What SSR solutions exist for PWA Studio?

Does PWA Studio, today, support SSR? While there are a number of possible solutions and areas for enhancement, yes, PWA Studio does support and allow for SSR. If you’ve been a participant in our community #pwa Slack channel, then you know this has been a hot topic of late that we’ve spent a good amount of time covering in our weekly PWA Studio Community meetings.

To summarize the current options for implementing SSR, today, with PWA Studio:

So, what’s next for PWA Studio and SSR?

We’ve listened to and learned from our community, and we understand that our purposely minimal SSR solution doesn’t offer enough to confidently start new store deployments. SSR will be less important in the web’s future; we remain certain. But we need to help you do more today.

Our greatest hope is that PWA Studio will give you options for sane, simple SSR by opening up the server-side render rules as part of our new extensibility framework. We want an ecosystem of PWA extensions to grow, and they should include options for server-side render.

Choice is good, and Adobe Commerce isn’t Adobe Commerce without powerful extensibility.

However, we’re still committed to delivering improved tools and resources to simplify the developer experience and cost in this area. We continue to explore ways to improve the out-of-the-box SSR story for merchants and partners — whether it’s putting React SSR in the core, making Rendertron our preferred solution, enhancing UPWARD SSR abilities, or even retiring UPWARD entirely.

We’re actively discussing and reviewing each option alongside our highly engaged community to make sure that, in the end, we deliver a viable and scalable solution that delivers best-in-class SEO for PWA Studio storefronts.



Frequently asked questions about server-side vs client-side rendering

Is client-side better than server-side rendering?

Server-side rendering can improve your load times. This in turn can improve your site performance. However, client-side rendering can reduce the burden on your server and can be more flexible to the specific needs of your website.

Is server-side rendering better for SEO?

As server-side rendering can improve your load times and user experience, which aid SEO rankings. What’s more, search engines can index your pages quicker, as the content is loaded before the page is rendered for the user.

Is server-side rendering more secure?

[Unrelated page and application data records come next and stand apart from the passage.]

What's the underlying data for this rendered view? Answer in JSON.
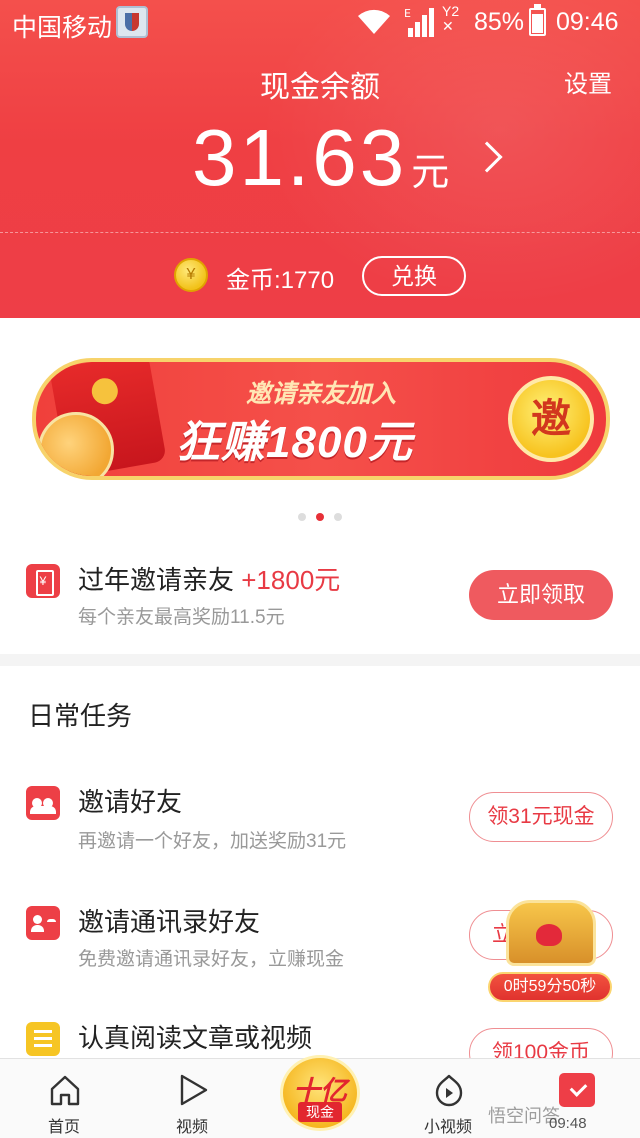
{
  "status_bar": {
    "carrier": "中国移动",
    "signal_label": "E",
    "sim2_label": "Y2",
    "battery_pct": "85%",
    "time": "09:46"
  },
  "header": {
    "title": "现金余额",
    "settings_label": "设置",
    "balance_amount": "31.63",
    "balance_unit": "元",
    "coins_text": "金币:1770",
    "exchange_label": "兑换"
  },
  "banner": {
    "subtitle": "邀请亲友加入",
    "headline": "狂赚1800元",
    "invite_button": "邀",
    "pager": {
      "count": 3,
      "active": 1
    }
  },
  "promo": {
    "title": "过年邀请亲友",
    "title_accent": "+1800元",
    "subtitle": "每个亲友最高奖励11.5元",
    "button": "立即领取"
  },
  "daily_tasks": {
    "heading": "日常任务",
    "items": [
      {
        "title": "邀请好友",
        "subtitle": "再邀请一个好友，加送奖励31元",
        "button": "领31元现金",
        "icon": "people-icon"
      },
      {
        "title": "邀请通讯录好友",
        "subtitle": "免费邀请通讯录好友，立赚现金",
        "button": "立",
        "icon": "contact-card-icon"
      },
      {
        "title": "认真阅读文章或视频",
        "subtitle": "",
        "button": "领100金币",
        "icon": "document-icon"
      }
    ],
    "treasure_timer": "0时59分50秒"
  },
  "bottom_nav": {
    "items": [
      {
        "label": "首页",
        "icon": "home-icon"
      },
      {
        "label": "视频",
        "icon": "play-icon"
      },
      {
        "label": "",
        "icon": "cash-badge-icon"
      },
      {
        "label": "小视频",
        "icon": "small-video-icon"
      },
      {
        "label": "",
        "icon": "calendar-check-icon"
      }
    ],
    "cash_badge_top": "十亿",
    "cash_badge_bottom": "现金",
    "calendar_time": "09:48"
  },
  "watermark": "悟空问答",
  "colors": {
    "brand_red": "#ee3e47",
    "accent_gold": "#f6c524"
  }
}
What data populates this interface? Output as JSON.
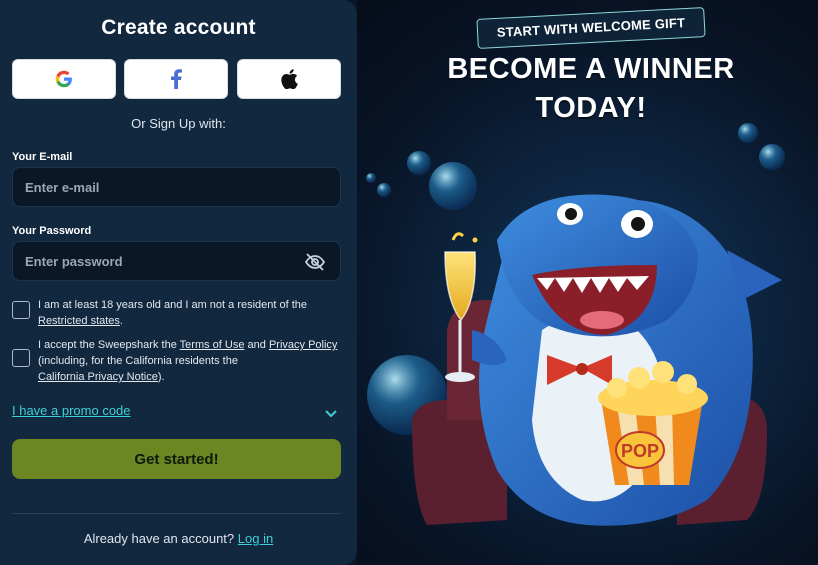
{
  "form": {
    "title": "Create account",
    "social_buttons": [
      {
        "name": "google-icon"
      },
      {
        "name": "facebook-icon"
      },
      {
        "name": "apple-icon"
      }
    ],
    "or_text": "Or Sign Up with:",
    "email": {
      "label": "Your E-mail",
      "placeholder": "Enter e-mail",
      "value": ""
    },
    "password": {
      "label": "Your Password",
      "placeholder": "Enter password",
      "value": ""
    },
    "age_check": {
      "text": "I am at least 18 years old and I am not a resident of the",
      "link": "Restricted states",
      "suffix": ".",
      "checked": false
    },
    "terms_check": {
      "prefix": "I accept the Sweepshark the",
      "link1": "Terms of Use",
      "and": "and",
      "link2": "Privacy Policy",
      "middle": "(including, for the California residents the",
      "link3": "California Privacy Notice",
      "suffix": ").",
      "checked": false
    },
    "promo_label": "I have a promo code",
    "submit_label": "Get started!",
    "login_prompt": "Already have an account?",
    "login_link": "Log in"
  },
  "hero": {
    "badge": "START WITH WELCOME GIFT",
    "headline_line1": "BECOME A WINNER",
    "headline_line2": "TODAY!",
    "popcorn_label": "POP"
  },
  "colors": {
    "panel_bg": "#12283f",
    "accent_link": "#3fd0d6",
    "cta_bg": "#6b8623",
    "field_bg": "#0a1726"
  }
}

Server-side rendering is seen as more secure. It adds an extra layer of external validation. For example, if a user fills out a form incorrectly on a server-rendered webpage, they’ll receive error messages telling them to amend the details accordingly. This security is absent from client-rendered sites.